[Start of Attachment]

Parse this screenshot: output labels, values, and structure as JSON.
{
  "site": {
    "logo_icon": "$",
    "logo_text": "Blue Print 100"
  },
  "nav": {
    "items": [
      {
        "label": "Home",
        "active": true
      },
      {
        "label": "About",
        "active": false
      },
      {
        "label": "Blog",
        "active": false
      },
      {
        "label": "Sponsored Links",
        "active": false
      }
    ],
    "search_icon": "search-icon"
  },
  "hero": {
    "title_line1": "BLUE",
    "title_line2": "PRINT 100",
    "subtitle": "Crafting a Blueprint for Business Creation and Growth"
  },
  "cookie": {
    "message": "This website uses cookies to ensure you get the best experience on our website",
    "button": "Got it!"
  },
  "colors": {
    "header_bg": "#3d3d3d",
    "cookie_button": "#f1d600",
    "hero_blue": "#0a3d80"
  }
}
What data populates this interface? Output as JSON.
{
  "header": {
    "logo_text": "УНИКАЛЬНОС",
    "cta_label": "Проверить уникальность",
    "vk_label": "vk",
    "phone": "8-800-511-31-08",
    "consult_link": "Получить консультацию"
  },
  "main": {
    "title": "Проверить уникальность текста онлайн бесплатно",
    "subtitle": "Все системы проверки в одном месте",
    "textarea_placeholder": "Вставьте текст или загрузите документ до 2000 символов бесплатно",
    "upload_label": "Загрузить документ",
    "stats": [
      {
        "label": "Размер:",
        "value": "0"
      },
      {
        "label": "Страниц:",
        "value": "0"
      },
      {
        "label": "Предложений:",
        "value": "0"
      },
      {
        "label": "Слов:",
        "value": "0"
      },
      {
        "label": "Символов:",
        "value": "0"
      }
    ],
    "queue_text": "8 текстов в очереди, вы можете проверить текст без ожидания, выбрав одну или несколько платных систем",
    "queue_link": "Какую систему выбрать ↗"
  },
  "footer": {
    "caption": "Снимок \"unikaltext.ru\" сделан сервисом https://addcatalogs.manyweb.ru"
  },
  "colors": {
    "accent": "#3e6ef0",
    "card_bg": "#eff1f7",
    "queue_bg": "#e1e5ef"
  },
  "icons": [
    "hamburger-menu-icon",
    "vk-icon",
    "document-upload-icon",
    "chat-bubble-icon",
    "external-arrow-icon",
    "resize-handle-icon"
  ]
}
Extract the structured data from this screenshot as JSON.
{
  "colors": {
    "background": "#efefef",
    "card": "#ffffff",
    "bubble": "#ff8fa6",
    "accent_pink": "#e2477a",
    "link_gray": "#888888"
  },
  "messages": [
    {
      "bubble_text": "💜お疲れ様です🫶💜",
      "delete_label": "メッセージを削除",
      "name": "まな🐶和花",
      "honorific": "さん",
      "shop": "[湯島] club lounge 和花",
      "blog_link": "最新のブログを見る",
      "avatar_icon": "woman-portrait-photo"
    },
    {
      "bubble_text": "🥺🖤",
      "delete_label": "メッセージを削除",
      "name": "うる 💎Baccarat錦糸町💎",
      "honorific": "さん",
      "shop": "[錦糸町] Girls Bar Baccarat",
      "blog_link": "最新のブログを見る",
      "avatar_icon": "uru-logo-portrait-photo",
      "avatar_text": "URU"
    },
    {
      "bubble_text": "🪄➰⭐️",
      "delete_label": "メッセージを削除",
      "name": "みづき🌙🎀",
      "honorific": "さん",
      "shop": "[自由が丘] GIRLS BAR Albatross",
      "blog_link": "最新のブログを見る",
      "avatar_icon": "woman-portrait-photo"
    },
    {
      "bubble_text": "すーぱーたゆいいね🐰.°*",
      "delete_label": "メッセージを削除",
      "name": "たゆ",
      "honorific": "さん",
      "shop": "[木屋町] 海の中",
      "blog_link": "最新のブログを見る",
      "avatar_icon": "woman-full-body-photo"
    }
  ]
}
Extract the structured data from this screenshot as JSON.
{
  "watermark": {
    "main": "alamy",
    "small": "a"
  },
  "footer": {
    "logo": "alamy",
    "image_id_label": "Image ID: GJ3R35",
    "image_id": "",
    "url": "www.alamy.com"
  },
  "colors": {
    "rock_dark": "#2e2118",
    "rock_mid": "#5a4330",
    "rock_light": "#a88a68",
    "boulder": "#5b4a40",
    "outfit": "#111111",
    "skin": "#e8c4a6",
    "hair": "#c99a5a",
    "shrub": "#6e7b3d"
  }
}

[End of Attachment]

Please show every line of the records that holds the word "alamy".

### Solution below
    "main": "alamy",
    "logo": "alamy",
    "url": "www.alamy.com"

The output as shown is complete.